Requirement | Please reproduce exactly, and only, the line containing "Output a JSON" and every line after it to the end of the records below, leaving out all pictures.

Source information |

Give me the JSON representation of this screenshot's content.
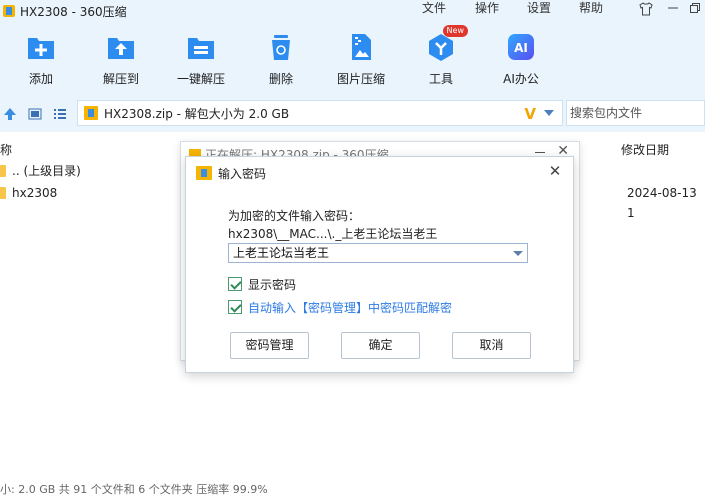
{
  "window": {
    "title": "HX2308 - 360压缩",
    "menu": [
      "文件",
      "操作",
      "设置",
      "帮助"
    ]
  },
  "toolbar": {
    "items": [
      {
        "label": "添加",
        "icon": "add-icon",
        "color": "#2d8cf0"
      },
      {
        "label": "解压到",
        "icon": "extract-to-icon",
        "color": "#2d8cf0"
      },
      {
        "label": "一键解压",
        "icon": "one-click-extract-icon",
        "color": "#2d8cf0"
      },
      {
        "label": "删除",
        "icon": "delete-icon",
        "color": "#2d8cf0"
      },
      {
        "label": "图片压缩",
        "icon": "image-compress-icon",
        "color": "#2d8cf0"
      },
      {
        "label": "工具",
        "icon": "tools-icon",
        "color": "#2d8cf0",
        "badge": "New"
      },
      {
        "label": "AI办公",
        "icon": "ai-office-icon",
        "color": "#3a6df0"
      }
    ]
  },
  "address": {
    "path": "HX2308.zip - 解包大小为 2.0 GB",
    "search_placeholder": "搜索包内文件"
  },
  "file_list": {
    "columns": [
      "称",
      "修改日期"
    ],
    "rows": [
      {
        "name": ".. (上级目录)",
        "date": ""
      },
      {
        "name": "hx2308",
        "date": "2024-08-13 1"
      }
    ]
  },
  "status": "小: 2.0 GB 共 91 个文件和 6 个文件夹 压缩率 99.9%",
  "progress_window": {
    "title": "正在解压: HX2308.zip - 360压缩"
  },
  "dialog": {
    "title": "输入密码",
    "prompt": "为加密的文件输入密码：",
    "file": "hx2308\\__MAC...\\._上老王论坛当老王",
    "password_value": "上老王论坛当老王",
    "show_password_label": "显示密码",
    "auto_input_label": "自动输入【密码管理】中密码匹配解密",
    "buttons": {
      "manage": "密码管理",
      "ok": "确定",
      "cancel": "取消"
    }
  },
  "colors": {
    "accent": "#2d8cf0",
    "toolbar_bg": "#e9f4fd",
    "link_blue": "#2c7be5"
  }
}
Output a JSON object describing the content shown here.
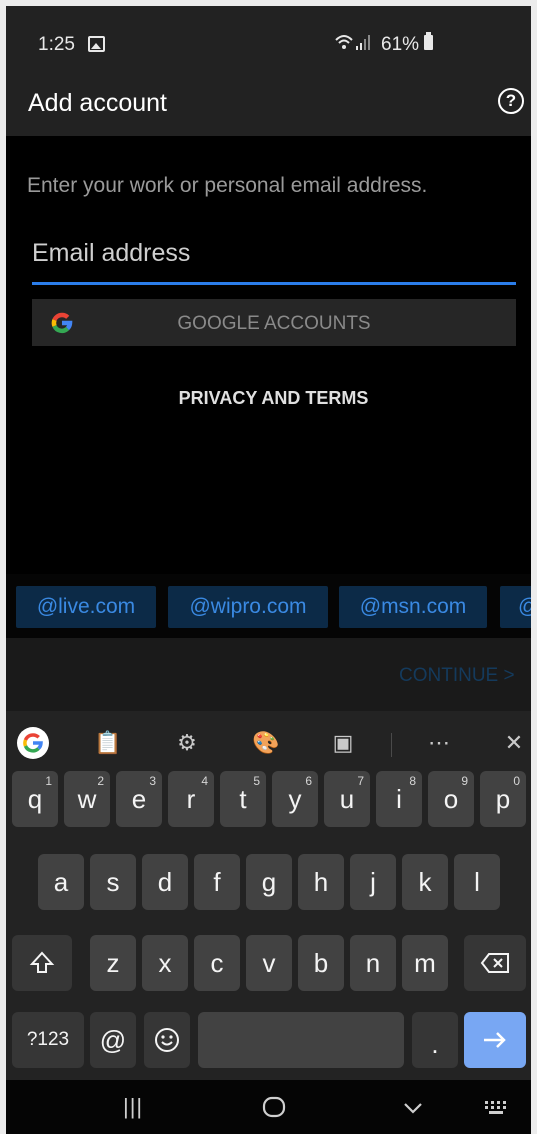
{
  "status_bar": {
    "time": "1:25",
    "battery": "61%"
  },
  "app_bar": {
    "title": "Add account",
    "help_icon": "question-circle-icon"
  },
  "content": {
    "prompt": "Enter your work or personal email address.",
    "email_placeholder": "Email address",
    "google_button_label": "GOOGLE ACCOUNTS",
    "privacy_label": "PRIVACY AND TERMS"
  },
  "domain_suggestions": [
    "@live.com",
    "@wipro.com",
    "@msn.com",
    "@"
  ],
  "continue_label": "CONTINUE >",
  "keyboard": {
    "toolbar_icons": [
      "google-icon",
      "clipboard-icon",
      "gear-icon",
      "palette-icon",
      "screenshot-icon",
      "more-icon",
      "mic-off-icon"
    ],
    "row1": [
      {
        "key": "q",
        "hint": "1"
      },
      {
        "key": "w",
        "hint": "2"
      },
      {
        "key": "e",
        "hint": "3"
      },
      {
        "key": "r",
        "hint": "4"
      },
      {
        "key": "t",
        "hint": "5"
      },
      {
        "key": "y",
        "hint": "6"
      },
      {
        "key": "u",
        "hint": "7"
      },
      {
        "key": "i",
        "hint": "8"
      },
      {
        "key": "o",
        "hint": "9"
      },
      {
        "key": "p",
        "hint": "0"
      }
    ],
    "row2": [
      "a",
      "s",
      "d",
      "f",
      "g",
      "h",
      "j",
      "k",
      "l"
    ],
    "row3": [
      "z",
      "x",
      "c",
      "v",
      "b",
      "n",
      "m"
    ],
    "symbols_label": "?123",
    "at_label": "@",
    "period_label": "."
  },
  "colors": {
    "accent": "#2b7de9",
    "chip_bg": "#0c2a47",
    "chip_text": "#3a89e2",
    "enter_key": "#78a7f3"
  }
}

Reply to the exercise |
Output a JSON object describing the content shown here.
{
  "status_bar": {
    "time": "1:25",
    "battery": "61%"
  },
  "app_bar": {
    "title": "Add account",
    "help_icon": "question-circle-icon"
  },
  "content": {
    "prompt": "Enter your work or personal email address.",
    "email_placeholder": "Email address",
    "google_button_label": "GOOGLE ACCOUNTS",
    "privacy_label": "PRIVACY AND TERMS"
  },
  "domain_suggestions": [
    "@live.com",
    "@wipro.com",
    "@msn.com",
    "@"
  ],
  "continue_label": "CONTINUE >",
  "keyboard": {
    "toolbar_icons": [
      "google-icon",
      "clipboard-icon",
      "gear-icon",
      "palette-icon",
      "screenshot-icon",
      "more-icon",
      "mic-off-icon"
    ],
    "row1": [
      {
        "key": "q",
        "hint": "1"
      },
      {
        "key": "w",
        "hint": "2"
      },
      {
        "key": "e",
        "hint": "3"
      },
      {
        "key": "r",
        "hint": "4"
      },
      {
        "key": "t",
        "hint": "5"
      },
      {
        "key": "y",
        "hint": "6"
      },
      {
        "key": "u",
        "hint": "7"
      },
      {
        "key": "i",
        "hint": "8"
      },
      {
        "key": "o",
        "hint": "9"
      },
      {
        "key": "p",
        "hint": "0"
      }
    ],
    "row2": [
      "a",
      "s",
      "d",
      "f",
      "g",
      "h",
      "j",
      "k",
      "l"
    ],
    "row3": [
      "z",
      "x",
      "c",
      "v",
      "b",
      "n",
      "m"
    ],
    "symbols_label": "?123",
    "at_label": "@",
    "period_label": "."
  },
  "colors": {
    "accent": "#2b7de9",
    "chip_bg": "#0c2a47",
    "chip_text": "#3a89e2",
    "enter_key": "#78a7f3"
  }
}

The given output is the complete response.